While he's looking to keep up with Ivey in the Player of the Year race, John Monnette insisted he was playing the $50,000 regardless. "Yeah, I'll play in it," he said. "It's a fun tournament, because everyone has their bad games. It would be nice if there were more players. It was good before when the sites were putting money in, so in that regard, it's tough that it'll only involve the best players, but if I make the final table, I won't have to play the games the other young players will want to play. I understand why they changed it to no-limit for the final table. It's what people want to see, but it was kind of weird for them to switch mid-tournament. I pretty much know I'll play regardless of how many people buy in. It's big money, big prestige and the cash games won't be going because all of the cash games players will be in the tournament."
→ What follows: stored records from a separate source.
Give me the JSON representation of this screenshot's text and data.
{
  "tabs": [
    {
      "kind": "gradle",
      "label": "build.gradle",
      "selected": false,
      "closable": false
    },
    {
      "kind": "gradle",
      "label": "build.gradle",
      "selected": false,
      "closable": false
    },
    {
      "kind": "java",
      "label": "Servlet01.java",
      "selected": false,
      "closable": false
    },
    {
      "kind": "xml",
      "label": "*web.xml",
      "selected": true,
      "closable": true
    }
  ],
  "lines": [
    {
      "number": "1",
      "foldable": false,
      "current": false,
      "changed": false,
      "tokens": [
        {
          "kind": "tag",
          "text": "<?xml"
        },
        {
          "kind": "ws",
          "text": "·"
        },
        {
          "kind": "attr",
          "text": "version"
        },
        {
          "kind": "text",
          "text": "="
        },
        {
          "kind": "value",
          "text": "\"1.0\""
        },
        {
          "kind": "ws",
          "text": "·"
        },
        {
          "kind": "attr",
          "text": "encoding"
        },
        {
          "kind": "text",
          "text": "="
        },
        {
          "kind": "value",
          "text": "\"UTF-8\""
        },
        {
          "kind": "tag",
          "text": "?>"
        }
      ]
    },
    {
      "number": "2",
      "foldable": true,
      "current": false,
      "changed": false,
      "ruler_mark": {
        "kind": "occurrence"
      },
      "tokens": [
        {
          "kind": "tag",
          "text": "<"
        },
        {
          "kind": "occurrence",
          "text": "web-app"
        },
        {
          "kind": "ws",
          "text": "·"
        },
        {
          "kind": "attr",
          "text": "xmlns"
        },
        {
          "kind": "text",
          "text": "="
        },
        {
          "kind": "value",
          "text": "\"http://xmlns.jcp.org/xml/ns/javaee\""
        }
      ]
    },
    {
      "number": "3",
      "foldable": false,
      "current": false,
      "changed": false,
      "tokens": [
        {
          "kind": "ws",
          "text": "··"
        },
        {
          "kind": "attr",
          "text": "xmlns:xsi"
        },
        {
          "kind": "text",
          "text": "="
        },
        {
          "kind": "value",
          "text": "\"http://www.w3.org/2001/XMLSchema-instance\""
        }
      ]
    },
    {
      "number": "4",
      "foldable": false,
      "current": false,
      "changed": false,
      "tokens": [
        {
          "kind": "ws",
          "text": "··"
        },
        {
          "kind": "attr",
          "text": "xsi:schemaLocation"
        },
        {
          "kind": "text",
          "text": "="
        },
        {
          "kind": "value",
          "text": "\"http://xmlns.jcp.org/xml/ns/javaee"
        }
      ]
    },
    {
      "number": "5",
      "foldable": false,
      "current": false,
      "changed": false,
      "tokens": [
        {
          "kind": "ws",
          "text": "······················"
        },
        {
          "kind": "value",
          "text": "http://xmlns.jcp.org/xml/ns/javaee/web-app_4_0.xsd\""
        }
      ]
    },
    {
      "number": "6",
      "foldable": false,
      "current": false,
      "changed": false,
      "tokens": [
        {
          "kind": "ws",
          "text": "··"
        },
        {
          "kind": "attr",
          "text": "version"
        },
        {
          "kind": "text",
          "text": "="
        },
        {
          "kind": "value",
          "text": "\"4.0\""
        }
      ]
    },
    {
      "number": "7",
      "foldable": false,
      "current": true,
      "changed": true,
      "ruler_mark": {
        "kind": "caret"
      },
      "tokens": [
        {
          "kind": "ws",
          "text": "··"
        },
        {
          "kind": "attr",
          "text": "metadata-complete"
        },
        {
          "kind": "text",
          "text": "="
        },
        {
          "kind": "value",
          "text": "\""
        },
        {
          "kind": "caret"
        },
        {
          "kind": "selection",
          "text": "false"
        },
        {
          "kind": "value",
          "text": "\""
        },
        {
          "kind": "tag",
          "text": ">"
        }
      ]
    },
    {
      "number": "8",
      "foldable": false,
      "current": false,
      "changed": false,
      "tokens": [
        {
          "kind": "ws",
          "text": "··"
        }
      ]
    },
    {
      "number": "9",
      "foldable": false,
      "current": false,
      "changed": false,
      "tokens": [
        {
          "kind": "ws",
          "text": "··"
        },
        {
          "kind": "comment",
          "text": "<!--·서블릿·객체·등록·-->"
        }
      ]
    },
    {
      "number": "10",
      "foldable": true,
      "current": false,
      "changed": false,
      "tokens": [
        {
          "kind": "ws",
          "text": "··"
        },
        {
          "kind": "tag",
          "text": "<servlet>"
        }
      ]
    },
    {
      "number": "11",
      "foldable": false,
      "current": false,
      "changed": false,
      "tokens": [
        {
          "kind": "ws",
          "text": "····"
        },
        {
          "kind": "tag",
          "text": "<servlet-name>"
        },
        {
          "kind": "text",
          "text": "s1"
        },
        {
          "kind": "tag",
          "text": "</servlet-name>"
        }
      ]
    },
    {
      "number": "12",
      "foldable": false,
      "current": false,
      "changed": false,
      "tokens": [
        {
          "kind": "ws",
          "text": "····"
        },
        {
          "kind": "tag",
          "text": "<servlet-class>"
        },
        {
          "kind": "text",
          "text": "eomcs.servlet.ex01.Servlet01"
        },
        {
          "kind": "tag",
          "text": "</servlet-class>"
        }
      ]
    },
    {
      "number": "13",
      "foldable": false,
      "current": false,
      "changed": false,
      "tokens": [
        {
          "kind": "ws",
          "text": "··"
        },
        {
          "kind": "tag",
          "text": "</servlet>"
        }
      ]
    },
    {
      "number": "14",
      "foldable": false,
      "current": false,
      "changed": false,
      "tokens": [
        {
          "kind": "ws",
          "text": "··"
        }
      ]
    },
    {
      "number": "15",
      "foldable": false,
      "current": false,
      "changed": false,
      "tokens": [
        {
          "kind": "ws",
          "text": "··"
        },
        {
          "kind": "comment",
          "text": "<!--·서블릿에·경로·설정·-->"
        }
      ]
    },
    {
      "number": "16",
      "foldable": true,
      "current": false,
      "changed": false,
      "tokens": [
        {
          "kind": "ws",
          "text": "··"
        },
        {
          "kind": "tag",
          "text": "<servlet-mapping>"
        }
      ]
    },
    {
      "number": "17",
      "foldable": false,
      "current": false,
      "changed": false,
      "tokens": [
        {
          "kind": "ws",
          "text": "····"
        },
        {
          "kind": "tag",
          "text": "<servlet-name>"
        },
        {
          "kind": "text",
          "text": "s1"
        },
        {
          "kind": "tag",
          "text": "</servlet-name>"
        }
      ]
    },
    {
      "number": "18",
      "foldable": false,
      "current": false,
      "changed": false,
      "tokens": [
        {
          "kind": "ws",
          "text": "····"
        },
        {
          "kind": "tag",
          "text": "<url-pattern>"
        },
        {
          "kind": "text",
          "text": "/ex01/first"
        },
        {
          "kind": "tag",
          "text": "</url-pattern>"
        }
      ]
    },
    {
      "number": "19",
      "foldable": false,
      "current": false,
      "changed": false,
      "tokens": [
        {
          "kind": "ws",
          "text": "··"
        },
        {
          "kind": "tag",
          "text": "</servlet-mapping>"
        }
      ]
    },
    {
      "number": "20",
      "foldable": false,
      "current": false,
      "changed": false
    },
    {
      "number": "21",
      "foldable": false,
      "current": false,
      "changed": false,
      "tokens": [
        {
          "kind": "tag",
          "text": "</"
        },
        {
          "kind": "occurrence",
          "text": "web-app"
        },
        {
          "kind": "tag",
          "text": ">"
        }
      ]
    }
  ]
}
David Chiu, one of the poker community's most respected veterans, summed it up. "I've been in this business for so long. I think it's such an honor not only to win the tournament, but just being able to play in it is an honor. I think it really shows the skill of a poker player, playing so many games against the best of the best. It means a lot for people who take poker a profession. When you do, you need to be able to play the best, even when you don't have an edge. I like the competition. I like the challenge. And who knows, it could be your lucky day!"
There were others who echoed Chiu's sentiments. Jonathan Duhamel, Justin Bonomo, Eli Elezra, Frank Kassela -- they're all ready to pony up their two bits. Scott Clements did too, while saying players were more focused on finding their way into One Drop. Phil Galfond said the lack of a televised final table decreased his chances of playing from 90 percent to about 60 percent. In the end, they're all predicting a drop in attendance and they're all saying they'll likely play. Amongst poker's elite, there's a real affection for the event, regardless of whether the masses recognize it as they do.
As of 5 p.m. Friday afternoon, 48 hours before start time, just 17 players had registered for the PPC. If the respondents above are to be believed, enough players will come to keep the PPC alive and thriving, even if it's with a reduced field. If Stewart is to be believed, a field of 17 wouldn't have a bearing on the future of the event. Regardless of field size, this tournament will show us the best poker the game has to offer. In the spirit of Reese and the tradition of the game, we can only hope it's in a way that inspires its future installments to thrive.